----- Extracted information -----
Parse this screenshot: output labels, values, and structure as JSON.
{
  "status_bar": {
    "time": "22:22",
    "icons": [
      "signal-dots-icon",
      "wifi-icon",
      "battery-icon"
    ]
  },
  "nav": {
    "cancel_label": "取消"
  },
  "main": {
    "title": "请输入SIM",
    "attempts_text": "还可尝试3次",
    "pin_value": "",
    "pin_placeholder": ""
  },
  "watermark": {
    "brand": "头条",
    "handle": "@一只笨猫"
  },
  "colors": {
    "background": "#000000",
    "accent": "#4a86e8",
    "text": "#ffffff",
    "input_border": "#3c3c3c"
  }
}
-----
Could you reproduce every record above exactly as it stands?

Task solution:
Parse this screenshot: output labels, values, and structure as JSON.
{
  "status_bar": {
    "time": "22:22",
    "icons": [
      "signal-dots-icon",
      "wifi-icon",
      "battery-icon"
    ]
  },
  "nav": {
    "cancel_label": "取消"
  },
  "main": {
    "title": "请输入SIM",
    "attempts_text": "还可尝试3次",
    "pin_value": "",
    "pin_placeholder": ""
  },
  "watermark": {
    "brand": "头条",
    "handle": "@一只笨猫"
  },
  "colors": {
    "background": "#000000",
    "accent": "#4a86e8",
    "text": "#ffffff",
    "input_border": "#3c3c3c"
  }
}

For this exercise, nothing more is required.